Start of STORED DATA
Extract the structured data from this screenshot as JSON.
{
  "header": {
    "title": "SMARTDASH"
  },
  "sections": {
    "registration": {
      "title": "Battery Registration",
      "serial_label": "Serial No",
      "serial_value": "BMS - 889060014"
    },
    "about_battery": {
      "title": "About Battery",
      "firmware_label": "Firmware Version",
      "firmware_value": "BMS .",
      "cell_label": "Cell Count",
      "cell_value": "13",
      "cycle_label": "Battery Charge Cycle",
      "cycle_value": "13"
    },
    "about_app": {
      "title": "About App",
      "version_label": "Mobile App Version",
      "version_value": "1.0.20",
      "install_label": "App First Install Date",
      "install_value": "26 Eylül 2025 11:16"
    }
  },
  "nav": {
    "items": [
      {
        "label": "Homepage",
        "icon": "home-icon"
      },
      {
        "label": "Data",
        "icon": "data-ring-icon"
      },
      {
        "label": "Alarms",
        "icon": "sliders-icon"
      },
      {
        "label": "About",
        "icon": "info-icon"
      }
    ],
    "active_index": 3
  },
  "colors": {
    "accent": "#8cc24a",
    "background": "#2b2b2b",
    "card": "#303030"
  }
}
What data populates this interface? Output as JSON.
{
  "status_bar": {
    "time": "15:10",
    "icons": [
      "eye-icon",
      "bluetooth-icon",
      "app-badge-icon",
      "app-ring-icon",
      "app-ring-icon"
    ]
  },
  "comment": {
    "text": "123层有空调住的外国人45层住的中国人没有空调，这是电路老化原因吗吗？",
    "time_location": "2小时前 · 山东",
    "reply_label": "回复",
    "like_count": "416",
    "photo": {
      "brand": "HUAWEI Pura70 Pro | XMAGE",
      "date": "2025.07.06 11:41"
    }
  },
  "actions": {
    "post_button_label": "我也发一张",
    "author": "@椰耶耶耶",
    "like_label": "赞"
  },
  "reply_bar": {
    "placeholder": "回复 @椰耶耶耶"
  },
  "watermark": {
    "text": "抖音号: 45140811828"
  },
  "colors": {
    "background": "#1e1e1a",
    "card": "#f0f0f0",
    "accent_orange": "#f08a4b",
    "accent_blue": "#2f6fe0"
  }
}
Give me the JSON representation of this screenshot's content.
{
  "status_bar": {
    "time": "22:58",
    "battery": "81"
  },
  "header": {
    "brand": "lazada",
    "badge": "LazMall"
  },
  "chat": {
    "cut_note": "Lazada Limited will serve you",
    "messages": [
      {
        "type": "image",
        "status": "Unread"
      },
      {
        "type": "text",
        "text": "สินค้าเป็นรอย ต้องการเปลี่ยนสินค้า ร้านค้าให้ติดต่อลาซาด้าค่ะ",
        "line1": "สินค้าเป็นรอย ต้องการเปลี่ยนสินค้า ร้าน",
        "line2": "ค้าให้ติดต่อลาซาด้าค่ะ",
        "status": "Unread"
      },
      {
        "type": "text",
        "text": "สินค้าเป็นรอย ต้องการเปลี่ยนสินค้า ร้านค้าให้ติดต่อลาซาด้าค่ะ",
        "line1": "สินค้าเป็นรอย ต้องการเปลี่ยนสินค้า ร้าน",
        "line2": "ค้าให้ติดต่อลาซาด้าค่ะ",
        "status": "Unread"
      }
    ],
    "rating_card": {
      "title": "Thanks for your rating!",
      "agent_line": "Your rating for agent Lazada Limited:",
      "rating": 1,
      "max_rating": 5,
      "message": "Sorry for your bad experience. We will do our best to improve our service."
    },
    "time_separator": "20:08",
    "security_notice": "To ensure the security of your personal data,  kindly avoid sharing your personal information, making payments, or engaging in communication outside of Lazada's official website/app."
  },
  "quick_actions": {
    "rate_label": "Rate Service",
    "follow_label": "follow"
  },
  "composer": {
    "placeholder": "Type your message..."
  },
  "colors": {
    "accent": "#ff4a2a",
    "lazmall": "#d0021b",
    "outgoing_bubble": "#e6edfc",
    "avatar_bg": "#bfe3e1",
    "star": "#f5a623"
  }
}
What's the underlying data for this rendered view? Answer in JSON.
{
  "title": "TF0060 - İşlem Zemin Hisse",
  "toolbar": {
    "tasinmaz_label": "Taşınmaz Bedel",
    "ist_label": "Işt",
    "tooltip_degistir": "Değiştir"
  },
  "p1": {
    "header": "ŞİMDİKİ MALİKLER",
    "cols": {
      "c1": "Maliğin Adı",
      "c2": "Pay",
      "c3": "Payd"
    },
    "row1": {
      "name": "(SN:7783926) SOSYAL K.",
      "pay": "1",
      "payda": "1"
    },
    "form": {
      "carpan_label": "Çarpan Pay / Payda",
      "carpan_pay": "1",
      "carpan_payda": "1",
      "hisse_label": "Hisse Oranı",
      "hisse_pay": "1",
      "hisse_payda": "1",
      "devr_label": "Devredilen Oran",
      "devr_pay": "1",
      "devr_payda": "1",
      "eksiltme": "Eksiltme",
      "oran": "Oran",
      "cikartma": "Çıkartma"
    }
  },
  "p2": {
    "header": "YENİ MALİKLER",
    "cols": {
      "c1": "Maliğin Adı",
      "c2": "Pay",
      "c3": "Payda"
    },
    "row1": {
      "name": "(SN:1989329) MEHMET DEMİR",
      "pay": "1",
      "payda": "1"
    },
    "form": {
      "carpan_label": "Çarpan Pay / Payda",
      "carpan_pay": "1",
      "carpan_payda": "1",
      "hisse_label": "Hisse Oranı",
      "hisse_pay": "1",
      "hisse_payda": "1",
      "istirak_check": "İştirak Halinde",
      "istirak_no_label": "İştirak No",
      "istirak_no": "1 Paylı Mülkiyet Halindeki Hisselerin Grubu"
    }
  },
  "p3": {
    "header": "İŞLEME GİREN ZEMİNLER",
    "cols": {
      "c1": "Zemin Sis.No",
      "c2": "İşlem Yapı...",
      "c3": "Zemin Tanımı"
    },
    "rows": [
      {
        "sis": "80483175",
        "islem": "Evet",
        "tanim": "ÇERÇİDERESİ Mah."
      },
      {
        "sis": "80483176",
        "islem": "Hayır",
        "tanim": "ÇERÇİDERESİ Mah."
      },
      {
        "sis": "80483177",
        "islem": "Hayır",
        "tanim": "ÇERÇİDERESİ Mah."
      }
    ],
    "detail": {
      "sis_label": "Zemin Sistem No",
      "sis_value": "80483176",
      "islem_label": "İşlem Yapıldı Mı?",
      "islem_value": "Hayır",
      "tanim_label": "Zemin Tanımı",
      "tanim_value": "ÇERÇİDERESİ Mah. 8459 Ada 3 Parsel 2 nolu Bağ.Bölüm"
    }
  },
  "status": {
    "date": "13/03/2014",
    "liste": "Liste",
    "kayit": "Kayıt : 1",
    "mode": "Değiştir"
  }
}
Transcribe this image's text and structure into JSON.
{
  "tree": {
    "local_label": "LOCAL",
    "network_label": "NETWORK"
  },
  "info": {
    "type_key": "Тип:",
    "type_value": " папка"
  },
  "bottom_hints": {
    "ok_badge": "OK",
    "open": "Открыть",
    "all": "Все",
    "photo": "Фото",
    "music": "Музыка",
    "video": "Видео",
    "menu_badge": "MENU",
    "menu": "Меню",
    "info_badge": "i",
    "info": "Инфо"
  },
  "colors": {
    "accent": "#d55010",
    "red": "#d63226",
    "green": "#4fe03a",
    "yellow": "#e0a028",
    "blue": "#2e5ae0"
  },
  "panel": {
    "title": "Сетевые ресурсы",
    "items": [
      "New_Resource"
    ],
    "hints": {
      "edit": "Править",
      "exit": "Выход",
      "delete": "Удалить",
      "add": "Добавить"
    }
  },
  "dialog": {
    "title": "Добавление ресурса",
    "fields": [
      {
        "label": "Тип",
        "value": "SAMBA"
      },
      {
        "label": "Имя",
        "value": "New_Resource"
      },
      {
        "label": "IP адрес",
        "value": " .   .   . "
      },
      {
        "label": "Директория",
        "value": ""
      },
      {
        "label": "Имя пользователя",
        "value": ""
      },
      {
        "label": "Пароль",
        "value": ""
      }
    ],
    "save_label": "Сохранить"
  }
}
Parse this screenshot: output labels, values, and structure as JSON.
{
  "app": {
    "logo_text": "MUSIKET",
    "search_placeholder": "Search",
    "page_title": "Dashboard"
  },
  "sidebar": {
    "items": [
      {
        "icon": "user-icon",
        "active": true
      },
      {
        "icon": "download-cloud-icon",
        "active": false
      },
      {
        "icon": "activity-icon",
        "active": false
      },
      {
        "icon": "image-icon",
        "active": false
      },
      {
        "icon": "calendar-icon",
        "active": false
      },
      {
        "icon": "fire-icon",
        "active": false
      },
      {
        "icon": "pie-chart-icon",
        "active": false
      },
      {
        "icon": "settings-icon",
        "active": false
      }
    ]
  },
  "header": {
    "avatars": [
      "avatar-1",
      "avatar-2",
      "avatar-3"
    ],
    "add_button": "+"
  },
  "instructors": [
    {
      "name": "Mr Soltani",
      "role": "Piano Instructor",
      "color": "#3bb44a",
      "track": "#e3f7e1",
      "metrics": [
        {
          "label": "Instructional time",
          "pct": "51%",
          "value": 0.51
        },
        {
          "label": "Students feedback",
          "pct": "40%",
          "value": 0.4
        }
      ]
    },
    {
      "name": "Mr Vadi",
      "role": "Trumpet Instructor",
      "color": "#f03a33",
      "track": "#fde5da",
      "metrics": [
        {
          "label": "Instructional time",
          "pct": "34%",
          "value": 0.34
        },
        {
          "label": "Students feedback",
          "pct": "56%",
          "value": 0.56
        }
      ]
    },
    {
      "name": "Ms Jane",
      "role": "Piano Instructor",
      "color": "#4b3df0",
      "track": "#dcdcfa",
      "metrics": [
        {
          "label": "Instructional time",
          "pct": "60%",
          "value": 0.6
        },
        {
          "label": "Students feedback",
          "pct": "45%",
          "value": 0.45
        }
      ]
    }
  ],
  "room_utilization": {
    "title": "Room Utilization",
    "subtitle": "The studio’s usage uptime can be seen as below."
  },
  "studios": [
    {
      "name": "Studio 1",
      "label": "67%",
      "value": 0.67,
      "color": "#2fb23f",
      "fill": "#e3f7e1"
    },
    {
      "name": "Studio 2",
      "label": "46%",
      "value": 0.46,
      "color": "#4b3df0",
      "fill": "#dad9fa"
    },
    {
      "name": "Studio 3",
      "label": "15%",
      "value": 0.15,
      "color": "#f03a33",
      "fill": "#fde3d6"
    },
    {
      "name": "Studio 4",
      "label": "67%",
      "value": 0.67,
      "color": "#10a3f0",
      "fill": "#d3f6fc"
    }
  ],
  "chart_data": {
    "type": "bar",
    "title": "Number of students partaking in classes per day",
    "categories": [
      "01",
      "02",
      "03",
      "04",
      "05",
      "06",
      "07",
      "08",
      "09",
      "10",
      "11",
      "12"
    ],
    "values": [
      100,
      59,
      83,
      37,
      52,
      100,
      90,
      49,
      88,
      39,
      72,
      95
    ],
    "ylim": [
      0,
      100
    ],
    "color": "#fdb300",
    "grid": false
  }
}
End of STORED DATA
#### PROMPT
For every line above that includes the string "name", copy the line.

#### RESULT FOR THIS TASK
      "name": "(SN:7783926) SOSYAL K.",
      "name": "(SN:1989329) MEHMET DEMİR",
      "name": "Mr Soltani",
      "name": "Mr Vadi",
      "name": "Ms Jane",
      "name": "Studio 1",
      "name": "Studio 2",
      "name": "Studio 3",
      "name": "Studio 4",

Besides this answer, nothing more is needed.